In this manner, the Qur’an suggests liberating slaves as a means of attaining forgiveness from God for a number of other sins, and suggests this course of action unless an individual is unable to find a slave, in which case an alternative act of goodness is recommended. In Arabia at the time of the beginning of Islam, the practice of slavery was ubiquitous. Therefore the fact that the Qur’an describes circumstances in which one may be unable to find a slave provides strong evidence for the fact that Islam sought to end the practice of slavery completely, eventually creating a time in which there were no slaves left to free.
The second method the Prophet Muhammad used to free slaves was not simply through exhortation but through compulsion. In a large number of circumstances, the Prophet ordered that slaves were to be set free. For example, on one occasion a Muslim slapped a slave due to anger, and when the Prophet was informed he commanded that the slave be freed7. From that command, the precedent was set in Islam that any kind of physical abuse of a slave required the liberation of the slave immediately. On the occasion of a solar eclipse, the Prophet ordered that a slave be set free.8 If an individual acquired a slave who turned out to be a close relative, that slave was commanded to be set free.9 If a slave was under the joint ownership of more than one master, the decision by a single master to free the slave meant that his freedom was guaranteed.10 Moreover, Islam established a system known as Mukatabat, in which a master was obliged to free his slave if the slave wished for freedom and was willing to take up work to endeavour to pay an agreed sum to his master.11 This was not an optional system based on the wishes of the master, but was compulsory.
Islam Abolishes the Taking of Slaves
In addition to all these methods of promoting the liberation of slaves, the Prophet Muhammad’s greatest act for these deprived people was to forbid the taking of slaves under any circumstances, thus laying the groundwork for its complete abolition.
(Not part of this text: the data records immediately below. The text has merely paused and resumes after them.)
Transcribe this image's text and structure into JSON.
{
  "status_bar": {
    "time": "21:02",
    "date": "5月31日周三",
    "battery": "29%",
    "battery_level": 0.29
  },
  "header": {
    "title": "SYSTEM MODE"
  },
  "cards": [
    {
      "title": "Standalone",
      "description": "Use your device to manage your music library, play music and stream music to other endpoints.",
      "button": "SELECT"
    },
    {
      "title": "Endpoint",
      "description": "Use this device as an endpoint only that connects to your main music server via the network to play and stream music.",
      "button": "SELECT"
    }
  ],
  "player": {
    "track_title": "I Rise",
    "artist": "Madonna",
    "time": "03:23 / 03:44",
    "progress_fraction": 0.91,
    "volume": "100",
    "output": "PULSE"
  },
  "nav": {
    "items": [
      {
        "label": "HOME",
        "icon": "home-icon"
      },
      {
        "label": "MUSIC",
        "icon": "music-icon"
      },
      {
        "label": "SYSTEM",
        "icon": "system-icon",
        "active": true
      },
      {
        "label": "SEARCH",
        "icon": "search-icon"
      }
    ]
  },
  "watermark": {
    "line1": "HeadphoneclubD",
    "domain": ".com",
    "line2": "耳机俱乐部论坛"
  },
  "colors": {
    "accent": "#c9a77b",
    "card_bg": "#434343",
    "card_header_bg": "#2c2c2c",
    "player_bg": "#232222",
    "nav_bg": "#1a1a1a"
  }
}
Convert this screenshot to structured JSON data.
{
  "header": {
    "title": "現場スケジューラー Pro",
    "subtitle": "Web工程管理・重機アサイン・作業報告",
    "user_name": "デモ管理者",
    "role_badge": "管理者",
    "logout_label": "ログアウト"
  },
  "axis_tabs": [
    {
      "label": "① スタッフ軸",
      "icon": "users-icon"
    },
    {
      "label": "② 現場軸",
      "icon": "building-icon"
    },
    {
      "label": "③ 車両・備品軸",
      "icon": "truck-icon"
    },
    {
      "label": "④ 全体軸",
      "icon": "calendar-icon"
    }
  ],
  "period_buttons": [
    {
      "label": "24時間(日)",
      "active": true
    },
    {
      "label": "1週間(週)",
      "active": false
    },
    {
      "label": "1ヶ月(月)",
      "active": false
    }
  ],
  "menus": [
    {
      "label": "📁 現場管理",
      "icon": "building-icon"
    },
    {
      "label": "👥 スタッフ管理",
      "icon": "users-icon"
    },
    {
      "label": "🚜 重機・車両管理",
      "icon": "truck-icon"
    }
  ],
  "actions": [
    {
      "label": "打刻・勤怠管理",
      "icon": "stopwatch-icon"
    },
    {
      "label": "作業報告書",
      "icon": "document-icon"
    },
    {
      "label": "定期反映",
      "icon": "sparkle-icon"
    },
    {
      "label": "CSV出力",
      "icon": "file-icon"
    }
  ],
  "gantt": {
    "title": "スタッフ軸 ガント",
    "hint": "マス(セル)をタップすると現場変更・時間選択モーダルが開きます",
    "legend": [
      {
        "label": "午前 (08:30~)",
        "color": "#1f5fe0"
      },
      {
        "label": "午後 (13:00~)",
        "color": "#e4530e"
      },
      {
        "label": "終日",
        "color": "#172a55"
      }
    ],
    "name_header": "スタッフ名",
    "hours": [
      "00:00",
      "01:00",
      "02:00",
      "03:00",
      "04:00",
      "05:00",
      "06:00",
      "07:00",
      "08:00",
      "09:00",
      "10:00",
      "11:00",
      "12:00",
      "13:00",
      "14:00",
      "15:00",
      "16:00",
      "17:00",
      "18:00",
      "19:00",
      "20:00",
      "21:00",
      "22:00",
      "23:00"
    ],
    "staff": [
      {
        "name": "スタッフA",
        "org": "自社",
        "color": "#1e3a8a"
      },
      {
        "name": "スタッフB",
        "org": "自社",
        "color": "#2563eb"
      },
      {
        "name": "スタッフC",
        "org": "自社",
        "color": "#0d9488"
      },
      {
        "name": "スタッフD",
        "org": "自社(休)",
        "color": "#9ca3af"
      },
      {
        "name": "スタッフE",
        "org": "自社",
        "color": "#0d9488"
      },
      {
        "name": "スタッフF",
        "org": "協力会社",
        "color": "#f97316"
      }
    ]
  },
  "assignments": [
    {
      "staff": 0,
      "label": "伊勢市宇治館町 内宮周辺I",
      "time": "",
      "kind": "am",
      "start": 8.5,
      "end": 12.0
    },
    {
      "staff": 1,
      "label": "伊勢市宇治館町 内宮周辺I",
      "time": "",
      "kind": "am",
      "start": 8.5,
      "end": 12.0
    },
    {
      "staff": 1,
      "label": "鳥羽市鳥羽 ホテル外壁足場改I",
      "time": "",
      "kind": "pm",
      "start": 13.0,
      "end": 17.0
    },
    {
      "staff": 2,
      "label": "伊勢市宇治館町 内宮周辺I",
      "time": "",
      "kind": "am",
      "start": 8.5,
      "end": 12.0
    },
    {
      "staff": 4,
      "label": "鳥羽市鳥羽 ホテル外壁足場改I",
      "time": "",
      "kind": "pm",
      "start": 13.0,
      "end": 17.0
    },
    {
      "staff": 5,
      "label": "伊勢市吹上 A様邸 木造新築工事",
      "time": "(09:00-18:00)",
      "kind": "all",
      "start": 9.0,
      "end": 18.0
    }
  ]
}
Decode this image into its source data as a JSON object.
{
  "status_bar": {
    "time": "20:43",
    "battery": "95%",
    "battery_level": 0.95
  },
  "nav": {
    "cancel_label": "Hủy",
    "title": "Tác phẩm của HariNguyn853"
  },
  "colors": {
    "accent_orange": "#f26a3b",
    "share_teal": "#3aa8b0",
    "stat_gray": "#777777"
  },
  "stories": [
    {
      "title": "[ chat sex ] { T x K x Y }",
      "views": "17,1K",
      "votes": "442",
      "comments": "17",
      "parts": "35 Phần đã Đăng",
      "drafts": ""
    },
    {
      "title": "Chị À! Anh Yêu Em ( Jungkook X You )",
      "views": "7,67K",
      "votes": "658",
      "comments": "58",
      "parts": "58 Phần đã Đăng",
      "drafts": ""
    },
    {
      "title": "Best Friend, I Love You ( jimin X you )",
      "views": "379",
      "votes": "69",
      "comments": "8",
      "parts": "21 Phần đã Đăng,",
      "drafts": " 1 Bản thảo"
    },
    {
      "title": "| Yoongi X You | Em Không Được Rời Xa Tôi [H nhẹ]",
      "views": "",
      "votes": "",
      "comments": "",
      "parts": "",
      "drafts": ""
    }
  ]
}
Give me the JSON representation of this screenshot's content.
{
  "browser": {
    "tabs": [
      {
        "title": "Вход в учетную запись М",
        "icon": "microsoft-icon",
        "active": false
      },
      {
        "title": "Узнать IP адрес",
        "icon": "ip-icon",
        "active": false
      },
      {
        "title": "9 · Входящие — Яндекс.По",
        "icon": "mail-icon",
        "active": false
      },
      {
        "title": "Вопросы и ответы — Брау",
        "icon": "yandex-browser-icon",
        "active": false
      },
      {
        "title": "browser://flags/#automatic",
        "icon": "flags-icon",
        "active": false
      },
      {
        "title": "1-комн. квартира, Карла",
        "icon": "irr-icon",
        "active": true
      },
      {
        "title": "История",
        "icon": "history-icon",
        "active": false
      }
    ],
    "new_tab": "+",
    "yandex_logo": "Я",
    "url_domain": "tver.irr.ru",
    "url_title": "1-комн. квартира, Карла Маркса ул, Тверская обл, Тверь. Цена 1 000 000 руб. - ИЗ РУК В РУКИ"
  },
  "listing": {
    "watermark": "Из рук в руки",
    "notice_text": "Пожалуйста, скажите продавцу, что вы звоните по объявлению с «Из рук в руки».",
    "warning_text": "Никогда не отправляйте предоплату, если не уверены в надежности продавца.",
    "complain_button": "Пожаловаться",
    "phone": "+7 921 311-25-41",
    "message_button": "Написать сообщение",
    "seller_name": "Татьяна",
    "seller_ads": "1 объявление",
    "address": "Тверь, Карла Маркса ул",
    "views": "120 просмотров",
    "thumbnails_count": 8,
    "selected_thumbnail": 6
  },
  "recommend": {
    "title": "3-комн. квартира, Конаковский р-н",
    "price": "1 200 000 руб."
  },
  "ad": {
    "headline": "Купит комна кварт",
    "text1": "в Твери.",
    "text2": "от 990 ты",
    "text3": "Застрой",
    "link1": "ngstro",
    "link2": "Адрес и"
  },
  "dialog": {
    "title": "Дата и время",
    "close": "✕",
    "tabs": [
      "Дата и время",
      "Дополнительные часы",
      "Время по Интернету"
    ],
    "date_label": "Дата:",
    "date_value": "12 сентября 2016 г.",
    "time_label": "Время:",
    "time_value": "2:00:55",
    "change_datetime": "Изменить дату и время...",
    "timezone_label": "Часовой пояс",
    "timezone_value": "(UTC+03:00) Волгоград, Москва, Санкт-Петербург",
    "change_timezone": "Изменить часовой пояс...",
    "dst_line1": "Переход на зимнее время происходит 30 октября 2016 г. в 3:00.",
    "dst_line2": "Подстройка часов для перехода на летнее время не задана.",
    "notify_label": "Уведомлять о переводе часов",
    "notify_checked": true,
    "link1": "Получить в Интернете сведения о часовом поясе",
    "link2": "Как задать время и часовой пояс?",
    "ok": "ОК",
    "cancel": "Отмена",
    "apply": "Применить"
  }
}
The only circumstances under which a person could be deprived of their liberty was by waging an aggressive war against Muslims, as a result of which they would be taken as a prisoner of war.
“It does not behove a Prophet that he should captives until he engages in regular fighting in the land.” (8:68)
This temporary state of bondage was not the same as slavery however, since they were to be released as a favour, for a ransom or at the end of the war12. The Prophet Muhammad’s own practice in this regard was to free prisoners of war if they could teach ten Muslim children how to read13. The Qur’an declared it forbidden to take any new slaves except for prisoners of war, since doing so would demonstrate that the culprits cared only for worldly gains and not the love of God14.
Muhammad- the True Prophet of Peace
In short, the Prophet Muhammad left no stone unturned in both condemning the practice of slavery and ensuring that slaves were able to be freed at every possible opportunity. Due to the reasons discussed in the previous article, it would have been impractical and ineffective to free all slaves at once, but Islam ensured both that existing slaves were treated kindly, and that they could be released whenever possible. Such a comprehensive system is entirely absent in Christianity, demonstrating that the faith that is truly capable of liberating the poor and the oppressed is the one founded by the Prophet Muhammad.
By Damir Rafi
The third article in the series will explore this topic from the perspective of slaves themselves during the days of early Islam.
- Luke 12:47
- Ephesians 6:5
- 1 Peter 2:18
- Surah Al Balad 90:13-14
- Sahih Bukhari, Hadith No. 6715
- Surah al Nisa 4:93
- Sahih Muslim, Kitabul-Iman, Hadith no 4304
- Ṣaḥīḥul-Bukhārī, Kitābul-‘Itq, Ḥadīth No. 2519
- Sunanu Ibni Mājah, Kitābul-‘Itq, Ḥadīth No. 2525
- Ṣaḥīḥul-Bukhārī, Kitābul-‘Itq, Ḥadīth No. 2523
- Surah Nur 24:34
- Surah Muhammad 47:5
- Khan, Muhammad Zafrulla, Muhammad: Seal of the Prophets, Chapter 6: Regulation of Fighting
- Surah Al Anfal 8:68
The header image was initially posted by thisisbossi, and can be found here